## [Excerpts from a dataset]
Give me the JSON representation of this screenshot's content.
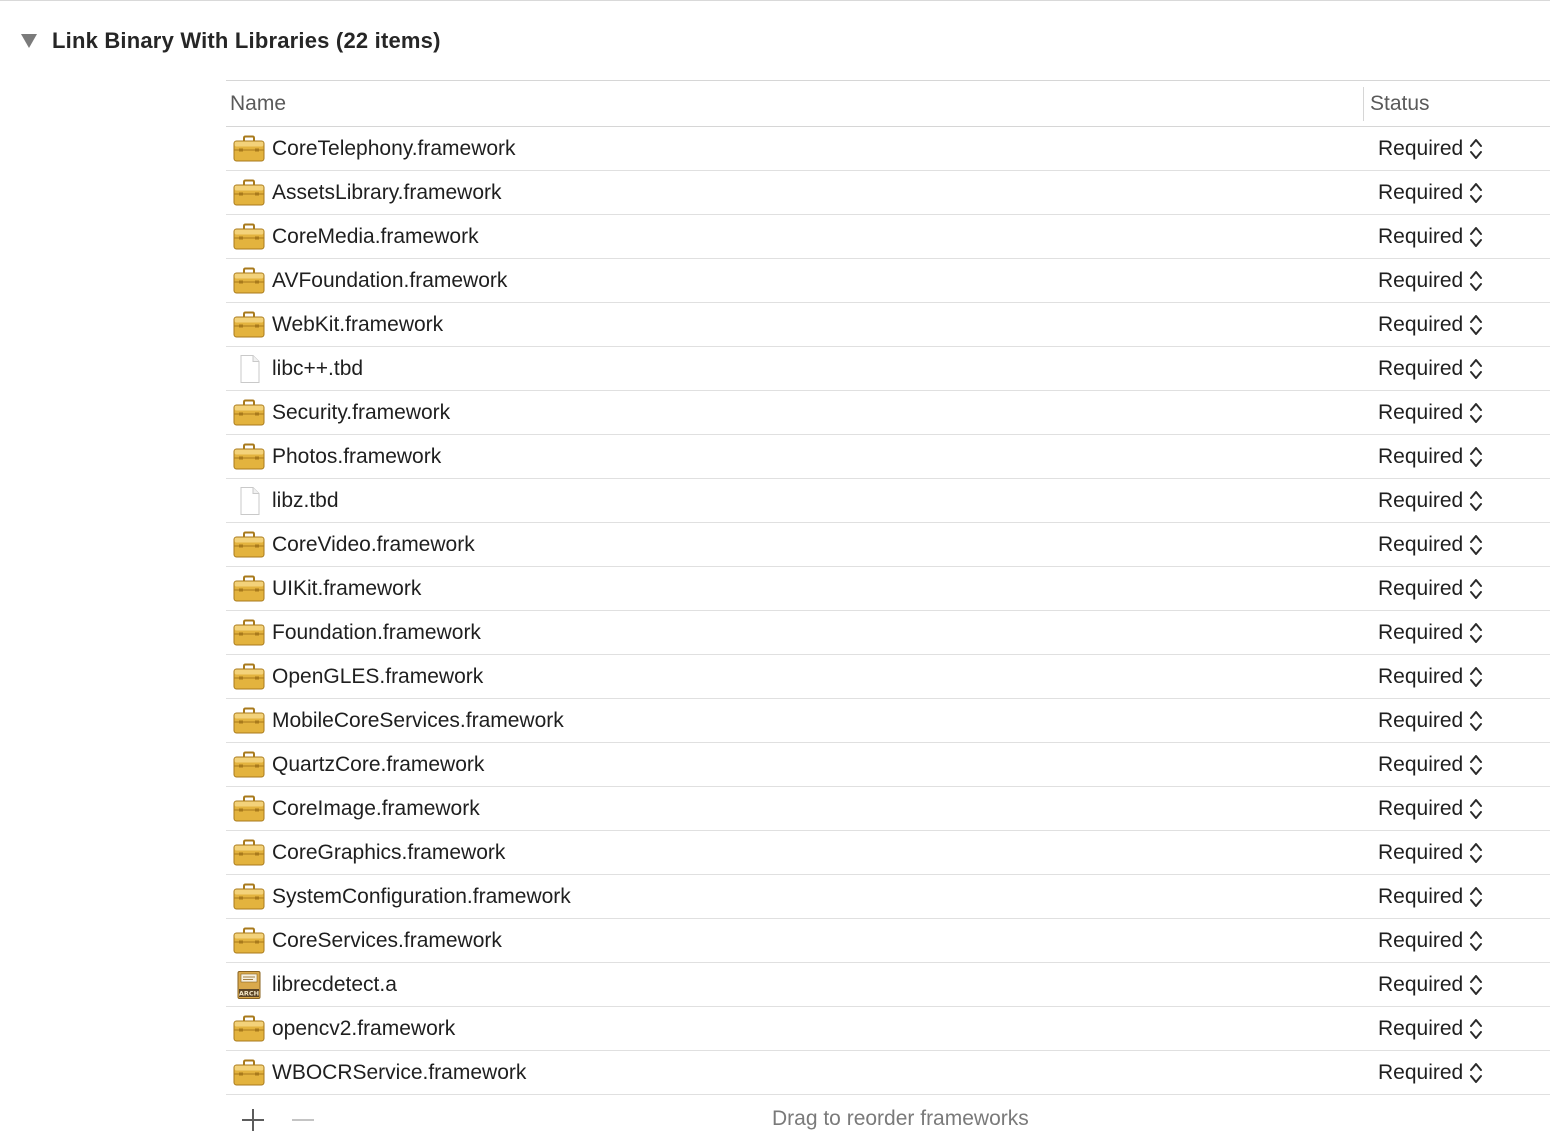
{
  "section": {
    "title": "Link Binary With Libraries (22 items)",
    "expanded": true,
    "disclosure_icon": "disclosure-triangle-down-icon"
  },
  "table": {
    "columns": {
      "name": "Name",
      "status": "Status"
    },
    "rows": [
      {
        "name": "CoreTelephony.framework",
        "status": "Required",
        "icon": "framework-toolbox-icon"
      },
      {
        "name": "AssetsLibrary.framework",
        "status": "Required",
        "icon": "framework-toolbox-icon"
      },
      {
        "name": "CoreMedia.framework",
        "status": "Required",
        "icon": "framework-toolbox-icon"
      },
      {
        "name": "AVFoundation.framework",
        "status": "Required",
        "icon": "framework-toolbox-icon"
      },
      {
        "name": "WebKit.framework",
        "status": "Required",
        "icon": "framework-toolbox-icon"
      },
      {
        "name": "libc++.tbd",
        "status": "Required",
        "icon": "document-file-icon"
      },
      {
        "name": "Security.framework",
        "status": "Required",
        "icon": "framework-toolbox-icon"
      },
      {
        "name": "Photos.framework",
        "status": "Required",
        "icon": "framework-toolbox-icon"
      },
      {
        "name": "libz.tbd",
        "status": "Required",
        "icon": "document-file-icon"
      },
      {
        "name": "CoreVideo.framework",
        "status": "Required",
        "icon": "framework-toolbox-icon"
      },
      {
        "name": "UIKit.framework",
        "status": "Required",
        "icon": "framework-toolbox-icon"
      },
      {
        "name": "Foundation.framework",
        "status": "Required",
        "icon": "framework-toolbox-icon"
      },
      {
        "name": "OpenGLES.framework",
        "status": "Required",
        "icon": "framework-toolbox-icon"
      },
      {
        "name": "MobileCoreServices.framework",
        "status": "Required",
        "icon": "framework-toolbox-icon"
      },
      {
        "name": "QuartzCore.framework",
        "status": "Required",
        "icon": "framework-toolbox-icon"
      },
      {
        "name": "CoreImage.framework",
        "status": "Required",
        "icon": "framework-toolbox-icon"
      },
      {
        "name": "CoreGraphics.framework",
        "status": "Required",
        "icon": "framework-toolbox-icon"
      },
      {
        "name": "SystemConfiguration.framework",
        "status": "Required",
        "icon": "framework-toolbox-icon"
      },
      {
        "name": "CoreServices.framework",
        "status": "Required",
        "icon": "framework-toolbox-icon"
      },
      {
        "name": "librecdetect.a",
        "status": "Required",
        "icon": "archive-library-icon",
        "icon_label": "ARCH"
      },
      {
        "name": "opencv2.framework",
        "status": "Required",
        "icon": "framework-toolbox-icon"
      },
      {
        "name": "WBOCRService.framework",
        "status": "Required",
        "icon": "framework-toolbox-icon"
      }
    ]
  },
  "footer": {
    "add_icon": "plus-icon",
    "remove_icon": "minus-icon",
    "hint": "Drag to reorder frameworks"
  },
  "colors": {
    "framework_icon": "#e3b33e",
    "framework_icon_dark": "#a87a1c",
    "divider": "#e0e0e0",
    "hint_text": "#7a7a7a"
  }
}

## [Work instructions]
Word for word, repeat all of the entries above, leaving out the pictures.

## [Task response]
Give me the JSON representation of this screenshot's content.
{
  "section": {
    "title": "Link Binary With Libraries (22 items)",
    "expanded": true,
    "disclosure_icon": "disclosure-triangle-down-icon"
  },
  "table": {
    "columns": {
      "name": "Name",
      "status": "Status"
    },
    "rows": [
      {
        "name": "CoreTelephony.framework",
        "status": "Required",
        "icon": "framework-toolbox-icon"
      },
      {
        "name": "AssetsLibrary.framework",
        "status": "Required",
        "icon": "framework-toolbox-icon"
      },
      {
        "name": "CoreMedia.framework",
        "status": "Required",
        "icon": "framework-toolbox-icon"
      },
      {
        "name": "AVFoundation.framework",
        "status": "Required",
        "icon": "framework-toolbox-icon"
      },
      {
        "name": "WebKit.framework",
        "status": "Required",
        "icon": "framework-toolbox-icon"
      },
      {
        "name": "libc++.tbd",
        "status": "Required",
        "icon": "document-file-icon"
      },
      {
        "name": "Security.framework",
        "status": "Required",
        "icon": "framework-toolbox-icon"
      },
      {
        "name": "Photos.framework",
        "status": "Required",
        "icon": "framework-toolbox-icon"
      },
      {
        "name": "libz.tbd",
        "status": "Required",
        "icon": "document-file-icon"
      },
      {
        "name": "CoreVideo.framework",
        "status": "Required",
        "icon": "framework-toolbox-icon"
      },
      {
        "name": "UIKit.framework",
        "status": "Required",
        "icon": "framework-toolbox-icon"
      },
      {
        "name": "Foundation.framework",
        "status": "Required",
        "icon": "framework-toolbox-icon"
      },
      {
        "name": "OpenGLES.framework",
        "status": "Required",
        "icon": "framework-toolbox-icon"
      },
      {
        "name": "MobileCoreServices.framework",
        "status": "Required",
        "icon": "framework-toolbox-icon"
      },
      {
        "name": "QuartzCore.framework",
        "status": "Required",
        "icon": "framework-toolbox-icon"
      },
      {
        "name": "CoreImage.framework",
        "status": "Required",
        "icon": "framework-toolbox-icon"
      },
      {
        "name": "CoreGraphics.framework",
        "status": "Required",
        "icon": "framework-toolbox-icon"
      },
      {
        "name": "SystemConfiguration.framework",
        "status": "Required",
        "icon": "framework-toolbox-icon"
      },
      {
        "name": "CoreServices.framework",
        "status": "Required",
        "icon": "framework-toolbox-icon"
      },
      {
        "name": "librecdetect.a",
        "status": "Required",
        "icon": "archive-library-icon",
        "icon_label": "ARCH"
      },
      {
        "name": "opencv2.framework",
        "status": "Required",
        "icon": "framework-toolbox-icon"
      },
      {
        "name": "WBOCRService.framework",
        "status": "Required",
        "icon": "framework-toolbox-icon"
      }
    ]
  },
  "footer": {
    "add_icon": "plus-icon",
    "remove_icon": "minus-icon",
    "hint": "Drag to reorder frameworks"
  },
  "colors": {
    "framework_icon": "#e3b33e",
    "framework_icon_dark": "#a87a1c",
    "divider": "#e0e0e0",
    "hint_text": "#7a7a7a"
  }
}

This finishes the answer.